▶ _MATERIAL TO PROCESS_
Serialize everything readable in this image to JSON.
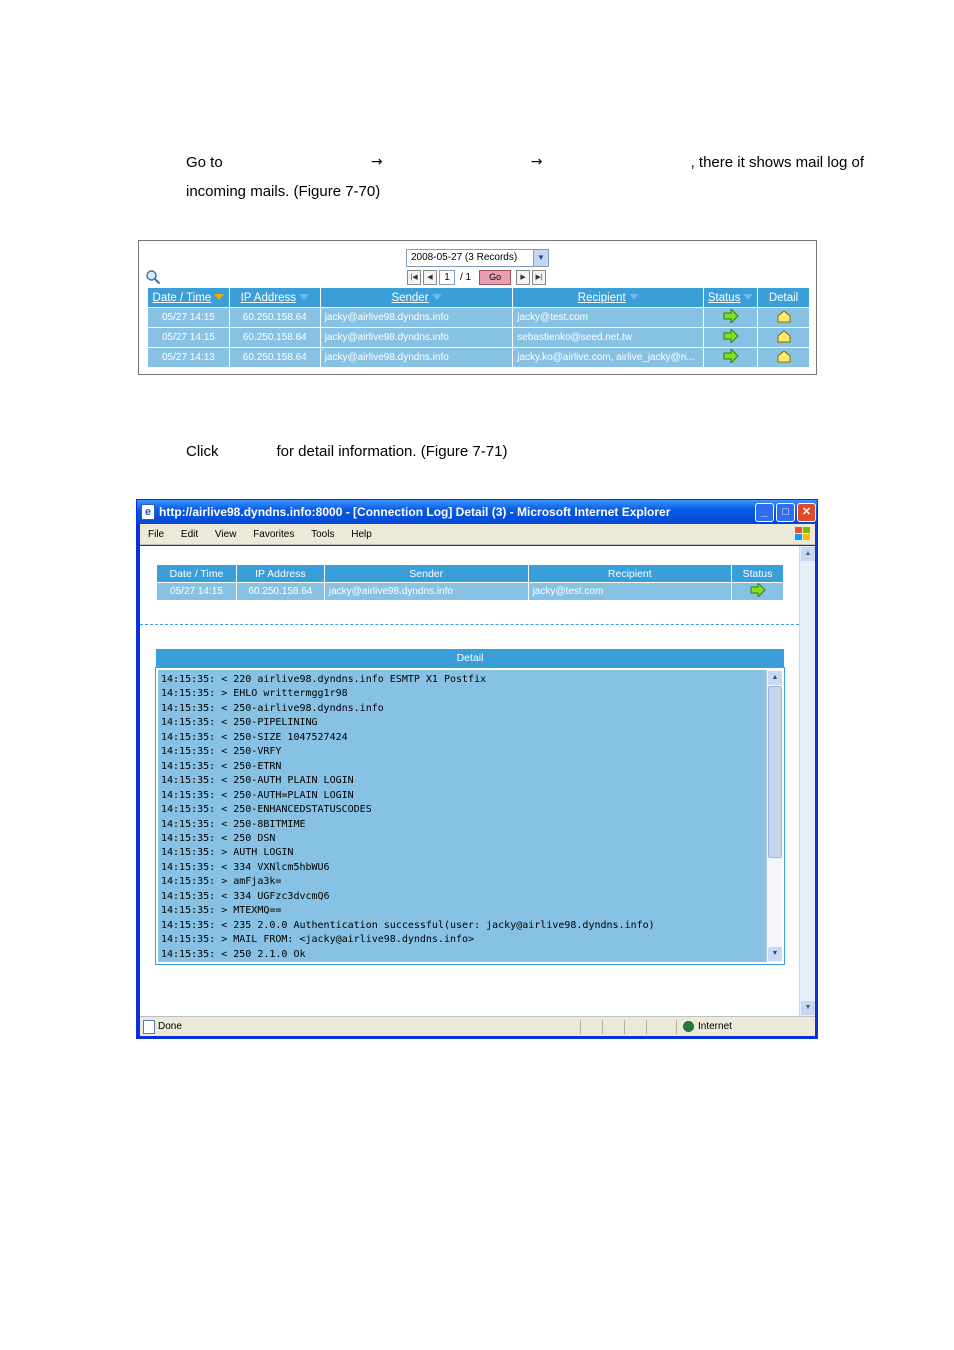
{
  "intro": {
    "go_to": "Go to",
    "arrow": "→",
    "tail": ", there it shows mail log of",
    "line2": "incoming mails. (Figure 7-70)"
  },
  "mail_log": {
    "date_select_value": "2008-05-27 (3 Records)",
    "page_current": "1",
    "page_total": "/ 1",
    "go_label": "Go",
    "columns": [
      "Date / Time",
      "IP Address",
      "Sender",
      "Recipient",
      "Status",
      "Detail"
    ],
    "rows": [
      {
        "datetime": "05/27 14:15",
        "ip": "60.250.158.64",
        "sender": "jacky@airlive98.dyndns.info",
        "recipient": "jacky@test.com"
      },
      {
        "datetime": "05/27 14:15",
        "ip": "60.250.158.64",
        "sender": "jacky@airlive98.dyndns.info",
        "recipient": "sebastienko@seed.net.tw"
      },
      {
        "datetime": "05/27 14:13",
        "ip": "60.250.158.64",
        "sender": "jacky@airlive98.dyndns.info",
        "recipient": "jacky.ko@airlive.com, airlive_jacky@n..."
      }
    ]
  },
  "click_text": {
    "click": "Click",
    "rest": "for detail information. (Figure 7-71)"
  },
  "browser": {
    "title": "http://airlive98.dyndns.info:8000 - [Connection Log] Detail (3) - Microsoft Internet Explorer",
    "menu": [
      "File",
      "Edit",
      "View",
      "Favorites",
      "Tools",
      "Help"
    ],
    "status_left": "Done",
    "status_zone": "Internet"
  },
  "detail": {
    "columns": [
      "Date / Time",
      "IP Address",
      "Sender",
      "Recipient",
      "Status"
    ],
    "row": {
      "datetime": "05/27 14:15",
      "ip": "60.250.158.64",
      "sender": "jacky@airlive98.dyndns.info",
      "recipient": "jacky@test.com"
    },
    "header": "Detail",
    "log_lines": [
      "14:15:35: < 220 airlive98.dyndns.info ESMTP X1 Postfix",
      "14:15:35: > EHLO writtermgg1r98",
      "14:15:35: < 250-airlive98.dyndns.info",
      "14:15:35: < 250-PIPELINING",
      "14:15:35: < 250-SIZE 1047527424",
      "14:15:35: < 250-VRFY",
      "14:15:35: < 250-ETRN",
      "14:15:35: < 250-AUTH PLAIN LOGIN",
      "14:15:35: < 250-AUTH=PLAIN LOGIN",
      "14:15:35: < 250-ENHANCEDSTATUSCODES",
      "14:15:35: < 250-8BITMIME",
      "14:15:35: < 250 DSN",
      "14:15:35: > AUTH LOGIN",
      "14:15:35: < 334 VXNlcm5hbWU6",
      "14:15:35: > amFja3k=",
      "14:15:35: < 334 UGFzc3dvcmQ6",
      "14:15:35: > MTEXMQ==",
      "14:15:35: < 235 2.0.0 Authentication successful(user: jacky@airlive98.dyndns.info)",
      "14:15:35: > MAIL FROM: <jacky@airlive98.dyndns.info>",
      "14:15:35: < 250 2.1.0 Ok"
    ]
  }
}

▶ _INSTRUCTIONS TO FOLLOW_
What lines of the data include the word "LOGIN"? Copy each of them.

▶ _YOUR RESPONSE_
      "14:15:35: < 250-AUTH PLAIN LOGIN",
      "14:15:35: < 250-AUTH=PLAIN LOGIN",
      "14:15:35: > AUTH LOGIN",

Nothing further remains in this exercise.